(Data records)
==============================
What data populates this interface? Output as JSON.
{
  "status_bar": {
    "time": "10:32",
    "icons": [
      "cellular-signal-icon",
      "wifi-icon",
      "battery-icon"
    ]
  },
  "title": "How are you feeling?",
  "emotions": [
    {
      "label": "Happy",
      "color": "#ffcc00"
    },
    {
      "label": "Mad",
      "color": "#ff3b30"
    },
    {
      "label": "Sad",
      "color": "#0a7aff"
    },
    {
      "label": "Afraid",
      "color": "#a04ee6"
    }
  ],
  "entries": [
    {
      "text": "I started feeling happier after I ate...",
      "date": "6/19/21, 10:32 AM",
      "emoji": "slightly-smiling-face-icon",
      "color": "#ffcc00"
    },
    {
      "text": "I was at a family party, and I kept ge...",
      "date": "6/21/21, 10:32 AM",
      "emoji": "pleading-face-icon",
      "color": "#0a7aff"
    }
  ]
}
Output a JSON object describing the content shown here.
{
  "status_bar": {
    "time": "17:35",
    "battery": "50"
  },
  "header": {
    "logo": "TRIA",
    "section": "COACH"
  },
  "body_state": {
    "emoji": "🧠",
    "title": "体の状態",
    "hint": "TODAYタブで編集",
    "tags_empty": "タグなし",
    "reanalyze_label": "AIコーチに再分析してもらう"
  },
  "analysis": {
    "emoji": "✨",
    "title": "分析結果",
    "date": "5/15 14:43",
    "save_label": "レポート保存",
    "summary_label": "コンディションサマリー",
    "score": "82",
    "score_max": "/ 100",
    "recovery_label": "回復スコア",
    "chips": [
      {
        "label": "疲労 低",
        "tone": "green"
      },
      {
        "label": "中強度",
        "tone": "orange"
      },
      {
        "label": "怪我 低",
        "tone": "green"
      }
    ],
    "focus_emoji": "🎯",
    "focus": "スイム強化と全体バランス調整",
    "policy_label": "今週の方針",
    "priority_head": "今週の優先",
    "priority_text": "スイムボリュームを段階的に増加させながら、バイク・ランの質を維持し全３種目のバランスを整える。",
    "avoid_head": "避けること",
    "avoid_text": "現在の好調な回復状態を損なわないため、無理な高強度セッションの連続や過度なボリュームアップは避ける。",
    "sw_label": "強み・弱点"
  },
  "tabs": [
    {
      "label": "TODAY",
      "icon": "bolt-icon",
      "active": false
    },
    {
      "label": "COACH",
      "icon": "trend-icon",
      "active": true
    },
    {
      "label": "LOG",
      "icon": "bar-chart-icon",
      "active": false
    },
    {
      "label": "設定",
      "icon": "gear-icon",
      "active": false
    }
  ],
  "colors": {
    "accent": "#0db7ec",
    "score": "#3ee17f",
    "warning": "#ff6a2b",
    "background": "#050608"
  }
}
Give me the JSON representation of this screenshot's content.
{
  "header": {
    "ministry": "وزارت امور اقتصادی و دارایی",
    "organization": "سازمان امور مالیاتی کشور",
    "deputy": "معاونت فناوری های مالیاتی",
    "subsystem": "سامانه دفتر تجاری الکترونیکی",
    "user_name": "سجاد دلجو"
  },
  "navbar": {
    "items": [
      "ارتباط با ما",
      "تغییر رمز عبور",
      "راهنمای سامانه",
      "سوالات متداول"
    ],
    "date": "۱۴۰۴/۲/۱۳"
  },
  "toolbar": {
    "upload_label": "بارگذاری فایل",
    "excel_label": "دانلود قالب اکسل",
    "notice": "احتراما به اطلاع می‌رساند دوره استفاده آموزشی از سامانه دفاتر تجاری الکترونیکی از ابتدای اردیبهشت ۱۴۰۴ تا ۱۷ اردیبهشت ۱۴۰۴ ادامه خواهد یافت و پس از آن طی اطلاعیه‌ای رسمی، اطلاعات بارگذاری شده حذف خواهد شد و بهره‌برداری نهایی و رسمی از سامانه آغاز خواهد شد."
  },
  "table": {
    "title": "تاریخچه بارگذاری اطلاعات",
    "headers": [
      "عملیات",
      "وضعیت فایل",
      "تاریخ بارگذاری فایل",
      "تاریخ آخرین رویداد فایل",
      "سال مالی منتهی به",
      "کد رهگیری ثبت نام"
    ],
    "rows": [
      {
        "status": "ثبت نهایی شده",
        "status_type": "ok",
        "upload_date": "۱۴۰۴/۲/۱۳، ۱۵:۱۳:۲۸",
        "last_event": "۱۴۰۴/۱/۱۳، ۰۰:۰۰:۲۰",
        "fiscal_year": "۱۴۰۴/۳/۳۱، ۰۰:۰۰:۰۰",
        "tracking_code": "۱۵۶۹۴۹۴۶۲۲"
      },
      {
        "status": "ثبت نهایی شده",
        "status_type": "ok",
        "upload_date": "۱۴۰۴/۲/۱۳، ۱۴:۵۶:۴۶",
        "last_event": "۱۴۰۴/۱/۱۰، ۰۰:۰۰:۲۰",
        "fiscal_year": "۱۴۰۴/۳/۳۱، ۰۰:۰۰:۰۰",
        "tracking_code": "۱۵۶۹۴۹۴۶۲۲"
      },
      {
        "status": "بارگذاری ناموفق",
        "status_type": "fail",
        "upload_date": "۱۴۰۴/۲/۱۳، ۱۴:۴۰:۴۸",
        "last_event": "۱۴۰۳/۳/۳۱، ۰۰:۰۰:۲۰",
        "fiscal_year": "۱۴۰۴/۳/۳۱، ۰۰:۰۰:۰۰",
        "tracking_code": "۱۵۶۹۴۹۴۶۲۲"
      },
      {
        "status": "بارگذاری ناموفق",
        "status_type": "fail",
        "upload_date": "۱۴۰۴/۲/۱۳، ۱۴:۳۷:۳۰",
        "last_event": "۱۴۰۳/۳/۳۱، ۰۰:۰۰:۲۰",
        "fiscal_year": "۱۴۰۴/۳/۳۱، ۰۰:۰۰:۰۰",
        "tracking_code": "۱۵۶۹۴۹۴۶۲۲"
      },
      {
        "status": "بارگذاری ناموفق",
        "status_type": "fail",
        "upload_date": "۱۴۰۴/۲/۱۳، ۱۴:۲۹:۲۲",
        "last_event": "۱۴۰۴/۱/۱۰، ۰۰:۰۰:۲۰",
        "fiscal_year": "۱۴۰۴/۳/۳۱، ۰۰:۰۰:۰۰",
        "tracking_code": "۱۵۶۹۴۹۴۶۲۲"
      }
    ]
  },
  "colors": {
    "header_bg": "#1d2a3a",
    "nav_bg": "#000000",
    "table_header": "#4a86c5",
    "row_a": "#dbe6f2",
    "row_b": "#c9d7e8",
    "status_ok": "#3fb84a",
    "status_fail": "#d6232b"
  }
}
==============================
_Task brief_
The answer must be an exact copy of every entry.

_Exercise response_
What data populates this interface? Output as JSON.
{
  "status_bar": {
    "time": "10:32",
    "icons": [
      "cellular-signal-icon",
      "wifi-icon",
      "battery-icon"
    ]
  },
  "title": "How are you feeling?",
  "emotions": [
    {
      "label": "Happy",
      "color": "#ffcc00"
    },
    {
      "label": "Mad",
      "color": "#ff3b30"
    },
    {
      "label": "Sad",
      "color": "#0a7aff"
    },
    {
      "label": "Afraid",
      "color": "#a04ee6"
    }
  ],
  "entries": [
    {
      "text": "I started feeling happier after I ate...",
      "date": "6/19/21, 10:32 AM",
      "emoji": "slightly-smiling-face-icon",
      "color": "#ffcc00"
    },
    {
      "text": "I was at a family party, and I kept ge...",
      "date": "6/21/21, 10:32 AM",
      "emoji": "pleading-face-icon",
      "color": "#0a7aff"
    }
  ]
}
Output a JSON object describing the content shown here.
{
  "status_bar": {
    "time": "17:35",
    "battery": "50"
  },
  "header": {
    "logo": "TRIA",
    "section": "COACH"
  },
  "body_state": {
    "emoji": "🧠",
    "title": "体の状態",
    "hint": "TODAYタブで編集",
    "tags_empty": "タグなし",
    "reanalyze_label": "AIコーチに再分析してもらう"
  },
  "analysis": {
    "emoji": "✨",
    "title": "分析結果",
    "date": "5/15 14:43",
    "save_label": "レポート保存",
    "summary_label": "コンディションサマリー",
    "score": "82",
    "score_max": "/ 100",
    "recovery_label": "回復スコア",
    "chips": [
      {
        "label": "疲労 低",
        "tone": "green"
      },
      {
        "label": "中強度",
        "tone": "orange"
      },
      {
        "label": "怪我 低",
        "tone": "green"
      }
    ],
    "focus_emoji": "🎯",
    "focus": "スイム強化と全体バランス調整",
    "policy_label": "今週の方針",
    "priority_head": "今週の優先",
    "priority_text": "スイムボリュームを段階的に増加させながら、バイク・ランの質を維持し全３種目のバランスを整える。",
    "avoid_head": "避けること",
    "avoid_text": "現在の好調な回復状態を損なわないため、無理な高強度セッションの連続や過度なボリュームアップは避ける。",
    "sw_label": "強み・弱点"
  },
  "tabs": [
    {
      "label": "TODAY",
      "icon": "bolt-icon",
      "active": false
    },
    {
      "label": "COACH",
      "icon": "trend-icon",
      "active": true
    },
    {
      "label": "LOG",
      "icon": "bar-chart-icon",
      "active": false
    },
    {
      "label": "設定",
      "icon": "gear-icon",
      "active": false
    }
  ],
  "colors": {
    "accent": "#0db7ec",
    "score": "#3ee17f",
    "warning": "#ff6a2b",
    "background": "#050608"
  }
}
Give me the JSON representation of this screenshot's content.
{
  "header": {
    "ministry": "وزارت امور اقتصادی و دارایی",
    "organization": "سازمان امور مالیاتی کشور",
    "deputy": "معاونت فناوری های مالیاتی",
    "subsystem": "سامانه دفتر تجاری الکترونیکی",
    "user_name": "سجاد دلجو"
  },
  "navbar": {
    "items": [
      "ارتباط با ما",
      "تغییر رمز عبور",
      "راهنمای سامانه",
      "سوالات متداول"
    ],
    "date": "۱۴۰۴/۲/۱۳"
  },
  "toolbar": {
    "upload_label": "بارگذاری فایل",
    "excel_label": "دانلود قالب اکسل",
    "notice": "احتراما به اطلاع می‌رساند دوره استفاده آموزشی از سامانه دفاتر تجاری الکترونیکی از ابتدای اردیبهشت ۱۴۰۴ تا ۱۷ اردیبهشت ۱۴۰۴ ادامه خواهد یافت و پس از آن طی اطلاعیه‌ای رسمی، اطلاعات بارگذاری شده حذف خواهد شد و بهره‌برداری نهایی و رسمی از سامانه آغاز خواهد شد."
  },
  "table": {
    "title": "تاریخچه بارگذاری اطلاعات",
    "headers": [
      "عملیات",
      "وضعیت فایل",
      "تاریخ بارگذاری فایل",
      "تاریخ آخرین رویداد فایل",
      "سال مالی منتهی به",
      "کد رهگیری ثبت نام"
    ],
    "rows": [
      {
        "status": "ثبت نهایی شده",
        "status_type": "ok",
        "upload_date": "۱۴۰۴/۲/۱۳، ۱۵:۱۳:۲۸",
        "last_event": "۱۴۰۴/۱/۱۳، ۰۰:۰۰:۲۰",
        "fiscal_year": "۱۴۰۴/۳/۳۱، ۰۰:۰۰:۰۰",
        "tracking_code": "۱۵۶۹۴۹۴۶۲۲"
      },
      {
        "status": "ثبت نهایی شده",
        "status_type": "ok",
        "upload_date": "۱۴۰۴/۲/۱۳، ۱۴:۵۶:۴۶",
        "last_event": "۱۴۰۴/۱/۱۰، ۰۰:۰۰:۲۰",
        "fiscal_year": "۱۴۰۴/۳/۳۱، ۰۰:۰۰:۰۰",
        "tracking_code": "۱۵۶۹۴۹۴۶۲۲"
      },
      {
        "status": "بارگذاری ناموفق",
        "status_type": "fail",
        "upload_date": "۱۴۰۴/۲/۱۳، ۱۴:۴۰:۴۸",
        "last_event": "۱۴۰۳/۳/۳۱، ۰۰:۰۰:۲۰",
        "fiscal_year": "۱۴۰۴/۳/۳۱، ۰۰:۰۰:۰۰",
        "tracking_code": "۱۵۶۹۴۹۴۶۲۲"
      },
      {
        "status": "بارگذاری ناموفق",
        "status_type": "fail",
        "upload_date": "۱۴۰۴/۲/۱۳، ۱۴:۳۷:۳۰",
        "last_event": "۱۴۰۳/۳/۳۱، ۰۰:۰۰:۲۰",
        "fiscal_year": "۱۴۰۴/۳/۳۱، ۰۰:۰۰:۰۰",
        "tracking_code": "۱۵۶۹۴۹۴۶۲۲"
      },
      {
        "status": "بارگذاری ناموفق",
        "status_type": "fail",
        "upload_date": "۱۴۰۴/۲/۱۳، ۱۴:۲۹:۲۲",
        "last_event": "۱۴۰۴/۱/۱۰، ۰۰:۰۰:۲۰",
        "fiscal_year": "۱۴۰۴/۳/۳۱، ۰۰:۰۰:۰۰",
        "tracking_code": "۱۵۶۹۴۹۴۶۲۲"
      }
    ]
  },
  "colors": {
    "header_bg": "#1d2a3a",
    "nav_bg": "#000000",
    "table_header": "#4a86c5",
    "row_a": "#dbe6f2",
    "row_b": "#c9d7e8",
    "status_ok": "#3fb84a",
    "status_fail": "#d6232b"
  }
}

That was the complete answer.